We have heard much about protein during the last few years - how benefits accrue when we shift our diets away from too high a percentage of carbohydrates and fats. Yet, despite a deluge of popular books attempting to explain the science behind a high-protein diet, little light has been shed, and much confusion remains.
The human body contains at least 50,000 different kinds of proteins, each one serving a specific biological function. Among the different categories of proteins are enzymes, hormones, antibodies, transporters, and structural, supporting, and contractile proteins. They are the principal constituents of the protoplasm of all cells and are involved in virtually every vital process.

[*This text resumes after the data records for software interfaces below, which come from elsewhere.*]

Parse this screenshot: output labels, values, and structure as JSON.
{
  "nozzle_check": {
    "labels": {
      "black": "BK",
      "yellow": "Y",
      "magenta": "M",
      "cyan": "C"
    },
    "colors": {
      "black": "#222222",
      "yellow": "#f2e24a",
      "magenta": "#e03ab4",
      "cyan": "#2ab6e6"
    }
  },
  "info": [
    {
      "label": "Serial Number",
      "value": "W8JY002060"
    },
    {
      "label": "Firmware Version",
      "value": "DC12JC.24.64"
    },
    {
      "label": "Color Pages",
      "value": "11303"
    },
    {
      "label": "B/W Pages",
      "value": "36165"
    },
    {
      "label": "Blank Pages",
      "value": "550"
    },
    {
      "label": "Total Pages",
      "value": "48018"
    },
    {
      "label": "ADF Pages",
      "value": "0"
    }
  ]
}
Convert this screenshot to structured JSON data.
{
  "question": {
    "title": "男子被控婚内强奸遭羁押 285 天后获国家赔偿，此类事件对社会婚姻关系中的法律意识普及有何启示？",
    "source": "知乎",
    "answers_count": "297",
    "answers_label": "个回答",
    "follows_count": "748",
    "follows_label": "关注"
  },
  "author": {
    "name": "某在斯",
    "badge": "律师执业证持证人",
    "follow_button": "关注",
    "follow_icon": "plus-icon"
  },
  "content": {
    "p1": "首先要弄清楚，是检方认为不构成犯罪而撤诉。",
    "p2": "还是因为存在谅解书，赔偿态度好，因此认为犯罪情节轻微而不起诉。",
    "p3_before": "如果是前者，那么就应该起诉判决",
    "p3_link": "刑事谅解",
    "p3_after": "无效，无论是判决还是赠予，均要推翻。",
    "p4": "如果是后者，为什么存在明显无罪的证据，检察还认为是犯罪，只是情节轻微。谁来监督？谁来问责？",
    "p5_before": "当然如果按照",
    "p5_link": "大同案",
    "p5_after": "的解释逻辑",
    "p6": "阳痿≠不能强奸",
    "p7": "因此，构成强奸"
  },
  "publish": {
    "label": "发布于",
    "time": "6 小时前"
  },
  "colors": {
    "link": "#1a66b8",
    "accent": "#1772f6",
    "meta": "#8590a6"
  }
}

Proteins are large, highly complex organic molecules consisting of one or more polymeric chains of amino acids. There are twenty different kinds of amino acids commonly found in human proteins (over a hundred are known, however), and in each protein they exist in a unique, genetically determined sequence, typically several hundred units in length. The amino acid chains twist and fold upon themselves in a characteristic manner that determines the molecule's exact size and shape - and it is the size and shape, as well as the chemical properties of the constituent amino acids, that determine the protein's function and biological activity.
When we eat plant or animal proteins, digestive juices in our stomach and small intestine break them down, initially to smaller amino acid chains called peptides or polypeptides, and ultimately to individual amino acids. These small molecules can pass through the gut into the bloodstream and are carried to all our cells, where they are reassembled into human proteins under the direction of life's master molecule, DNA.
All proteins are not alike, especially with regard to their energy value. Owing to their different molecular shapes and compositions, different proteins are digested at different rates, and they produce different "brews" of amino acids to deliver to the body's cells for protein synthesis and other vital functions. Thus, certain nutrient proteins can provide more energy, faster appetite satisfaction, and heightened mental activity.
This page created September 4,
2002 and last updated
November 05, 2007
Web hosting by The Duncans
FastCounter by bCentral